Persimmon Wind--part memoir, part martial arts history, and part travelogue--relates Dave Lowry's experiences as he travels to Japan to reunite with his sensei, visit the graves of others of his martial lineage, and explore a country and culture that profoundly influenced his life.
Lowry's account reveals a Japan unlikely to be witnessed by the average Westerner. Drawing on his deep knowledge of the martial arts, Lowry acts as an interpreter of sorts, deftly describing for the reader the myriad ways in which Japan's subtle, yet rich customs and rituals inform and enrich the seemingly mundane practices of life. On his journey, he interweaves musings from his daily encounters--his introduction to an old ryokan-keeper; a contemplative visit to Kyoto's Daitokuji, "Temple of Great Virtue"; he even spots a ghost or two--with reflections on local history and the philosophies and origins of the Shinkage-ryu, one of Japan's oldest schools of classical swordsmanship.

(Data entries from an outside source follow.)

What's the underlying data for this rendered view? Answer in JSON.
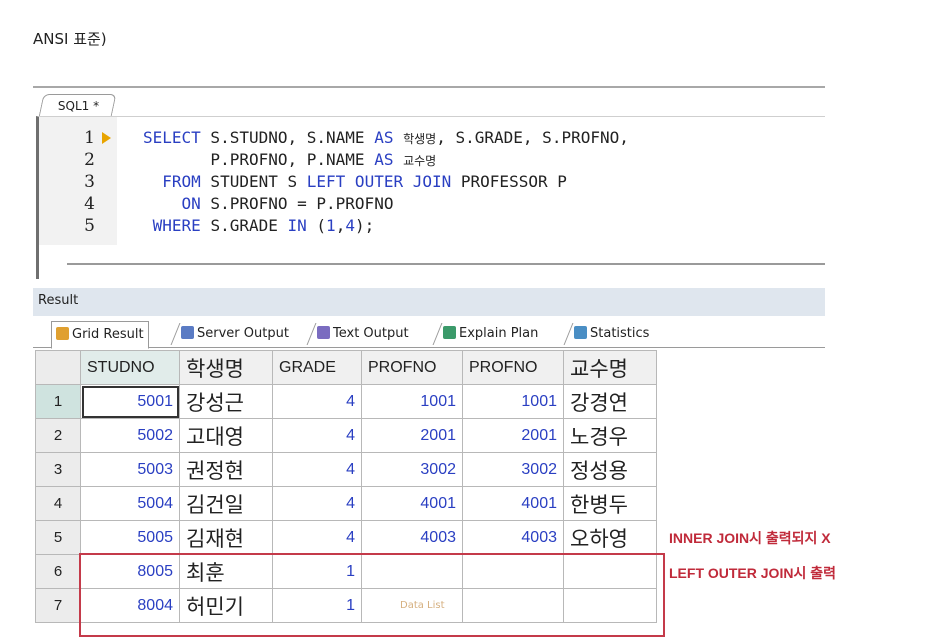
{
  "heading": "ANSI 표준)",
  "editor": {
    "tab_label": "SQL1 *",
    "lines": [
      {
        "no": "1",
        "parts": [
          [
            "kw",
            "SELECT"
          ],
          [
            "tx",
            " S.STUDNO, S.NAME "
          ],
          [
            "kw",
            "AS"
          ],
          [
            "tx",
            " "
          ],
          [
            "ko",
            "학생명"
          ],
          [
            "tx",
            ", S.GRADE, S.PROFNO,"
          ]
        ]
      },
      {
        "no": "2",
        "parts": [
          [
            "tx",
            "       P.PROFNO, P.NAME "
          ],
          [
            "kw",
            "AS"
          ],
          [
            "tx",
            " "
          ],
          [
            "ko",
            "교수명"
          ]
        ]
      },
      {
        "no": "3",
        "parts": [
          [
            "tx",
            "  "
          ],
          [
            "kw",
            "FROM"
          ],
          [
            "tx",
            " STUDENT S "
          ],
          [
            "kw",
            "LEFT OUTER JOIN"
          ],
          [
            "tx",
            " PROFESSOR P"
          ]
        ]
      },
      {
        "no": "4",
        "parts": [
          [
            "tx",
            "    "
          ],
          [
            "kw",
            "ON"
          ],
          [
            "tx",
            " S.PROFNO = P.PROFNO"
          ]
        ]
      },
      {
        "no": "5",
        "parts": [
          [
            "tx",
            " "
          ],
          [
            "kw",
            "WHERE"
          ],
          [
            "tx",
            " S.GRADE "
          ],
          [
            "kw",
            "IN"
          ],
          [
            "tx",
            " ("
          ],
          [
            "num",
            "1"
          ],
          [
            "tx",
            ","
          ],
          [
            "num",
            "4"
          ],
          [
            "tx",
            ");"
          ]
        ]
      }
    ]
  },
  "result": {
    "label": "Result",
    "tabs": [
      {
        "label": "Grid Result",
        "icon": "grid-icon",
        "color": "#e0a030"
      },
      {
        "label": "Server Output",
        "icon": "server-icon",
        "color": "#5a7bc4"
      },
      {
        "label": "Text Output",
        "icon": "text-icon",
        "color": "#7a6cc0"
      },
      {
        "label": "Explain Plan",
        "icon": "plan-icon",
        "color": "#3b9a6a"
      },
      {
        "label": "Statistics",
        "icon": "stats-icon",
        "color": "#4a8ec4"
      }
    ],
    "columns": [
      "STUDNO",
      "학생명",
      "GRADE",
      "PROFNO",
      "PROFNO",
      "교수명"
    ],
    "rows": [
      [
        "1",
        "5001",
        "강성근",
        "4",
        "1001",
        "1001",
        "강경연"
      ],
      [
        "2",
        "5002",
        "고대영",
        "4",
        "2001",
        "2001",
        "노경우"
      ],
      [
        "3",
        "5003",
        "권정현",
        "4",
        "3002",
        "3002",
        "정성용"
      ],
      [
        "4",
        "5004",
        "김건일",
        "4",
        "4001",
        "4001",
        "한병두"
      ],
      [
        "5",
        "5005",
        "김재현",
        "4",
        "4003",
        "4003",
        "오하영"
      ],
      [
        "6",
        "8005",
        "최훈",
        "1",
        "",
        "",
        ""
      ],
      [
        "7",
        "8004",
        "허민기",
        "1",
        "",
        "",
        ""
      ]
    ]
  },
  "annotations": {
    "note1": "INNER JOIN시 출력되지 X",
    "note2": "LEFT OUTER JOIN시 출력",
    "color": "#c02a3a"
  },
  "watermark": "Data List"
}
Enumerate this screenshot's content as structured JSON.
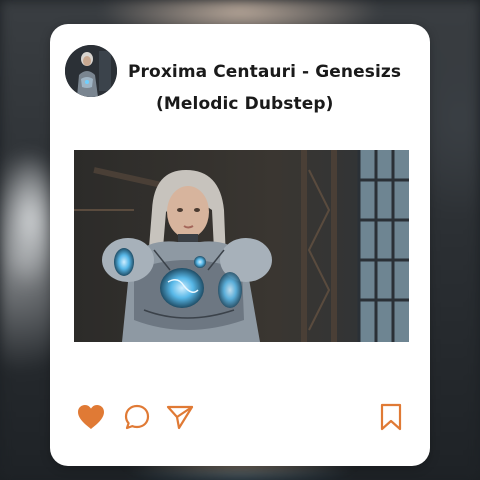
{
  "post": {
    "title_line1": "Proxima Centauri - Genesizs",
    "title_line2": "(Melodic Dubstep)"
  },
  "icons": {
    "like": "heart-icon",
    "comment": "comment-icon",
    "share": "send-icon",
    "save": "bookmark-icon"
  },
  "colors": {
    "accent": "#e07a35",
    "card": "#ffffff",
    "text": "#1a1a1a"
  }
}
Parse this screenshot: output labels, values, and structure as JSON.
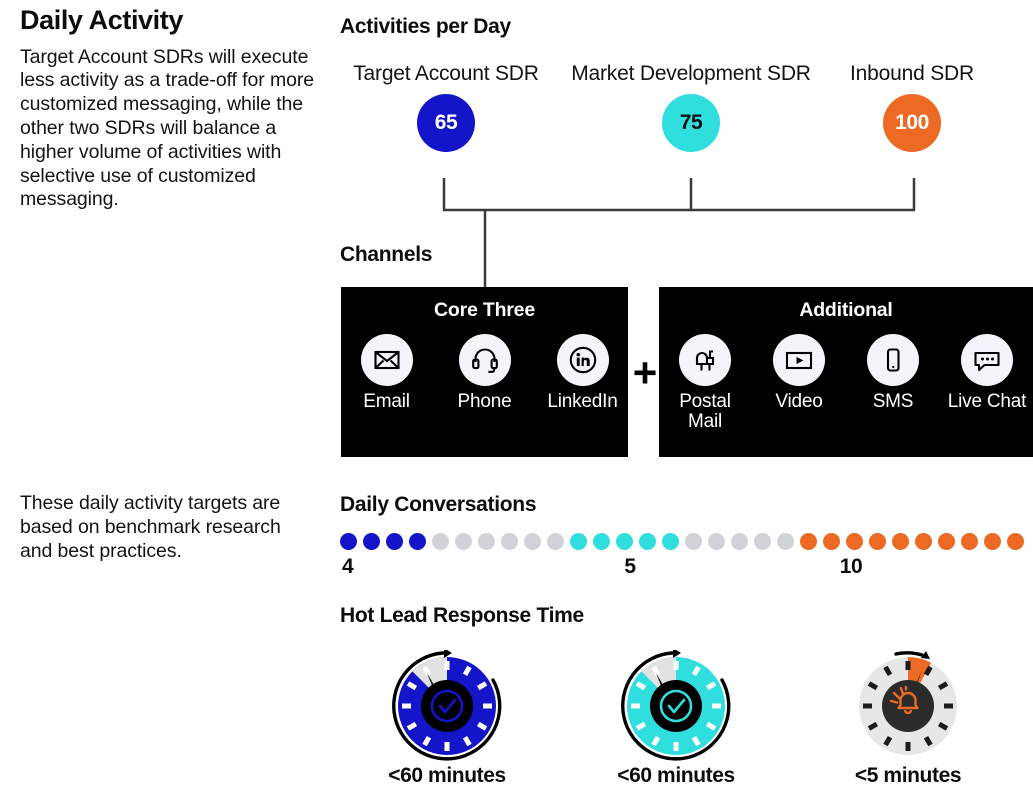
{
  "colors": {
    "blue": "#1414c8",
    "cyan": "#2fdedd",
    "orange": "#ec6a24",
    "gray_dot": "#cfd2d6",
    "black": "#000000",
    "white": "#ffffff",
    "hub_dark": "#1c1c1c",
    "gray_wedge": "#e2e2e2",
    "ring_gray": "#e7e7e7"
  },
  "left": {
    "title": "Daily Activity",
    "lede": "Target Account SDRs will execute less activity as a trade-off for more customized messaging, while the other two SDRs will balance a higher volume of activities with selective use of customized messaging.",
    "note": "These daily activity targets are based on benchmark research and best practices."
  },
  "activities": {
    "heading": "Activities per Day",
    "columns": [
      {
        "name": "Target Account SDR",
        "value": "65",
        "color": "#1414c8",
        "text_color": "#ffffff"
      },
      {
        "name": "Market Development SDR",
        "value": "75",
        "color": "#2fdedd",
        "text_color": "#111111"
      },
      {
        "name": "Inbound SDR",
        "value": "100",
        "color": "#ec6a24",
        "text_color": "#ffffff"
      }
    ]
  },
  "channels": {
    "heading": "Channels",
    "plus": "+",
    "core": {
      "title": "Core Three",
      "items": [
        {
          "label": "Email",
          "icon": "envelope-icon"
        },
        {
          "label": "Phone",
          "icon": "headset-icon"
        },
        {
          "label": "LinkedIn",
          "icon": "linkedin-icon"
        }
      ]
    },
    "additional": {
      "title": "Additional",
      "items": [
        {
          "label": "Postal Mail",
          "icon": "mailbox-icon"
        },
        {
          "label": "Video",
          "icon": "video-play-icon"
        },
        {
          "label": "SMS",
          "icon": "mobile-phone-icon"
        },
        {
          "label": "Live Chat",
          "icon": "chat-bubble-icon"
        }
      ]
    }
  },
  "conversations": {
    "heading": "Daily Conversations",
    "groups": [
      {
        "label": "4",
        "filled": 4,
        "total": 10,
        "color": "#1414c8"
      },
      {
        "label": "5",
        "filled": 5,
        "total": 10,
        "color": "#2fdedd"
      },
      {
        "label": "10",
        "filled": 10,
        "total": 10,
        "color": "#ec6a24"
      }
    ]
  },
  "hot_lead": {
    "heading": "Hot Lead Response Time",
    "clocks": [
      {
        "label": "<60 minutes",
        "color": "#1414c8",
        "center_icon": "check-circle-icon",
        "fill_mode": "mostly-filled"
      },
      {
        "label": "<60 minutes",
        "color": "#2fdedd",
        "center_icon": "check-circle-icon",
        "fill_mode": "mostly-filled"
      },
      {
        "label": "<5 minutes",
        "color": "#ec6a24",
        "center_icon": "alarm-bell-icon",
        "fill_mode": "small-slice"
      }
    ]
  },
  "chart_data": {
    "type": "bar",
    "title": "Daily Activity targets by SDR role",
    "categories": [
      "Target Account SDR",
      "Market Development SDR",
      "Inbound SDR"
    ],
    "series": [
      {
        "name": "Activities per Day",
        "values": [
          65,
          75,
          100
        ]
      },
      {
        "name": "Daily Conversations",
        "values": [
          4,
          5,
          10
        ]
      },
      {
        "name": "Hot Lead Response Time (minutes, max)",
        "values": [
          60,
          60,
          5
        ]
      }
    ],
    "xlabel": "",
    "ylabel": "",
    "grid": false,
    "legend": "none"
  }
}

At the same time, Lowry's experiences in Japan serve as an unexpected opportunity bringing him to terms with the extraordinary relationship that exists between teacher and student, with his own past, his place in the long line of swordsmen from whom he has come, and with the challenge he faces in integrating the cultural streams of East and West.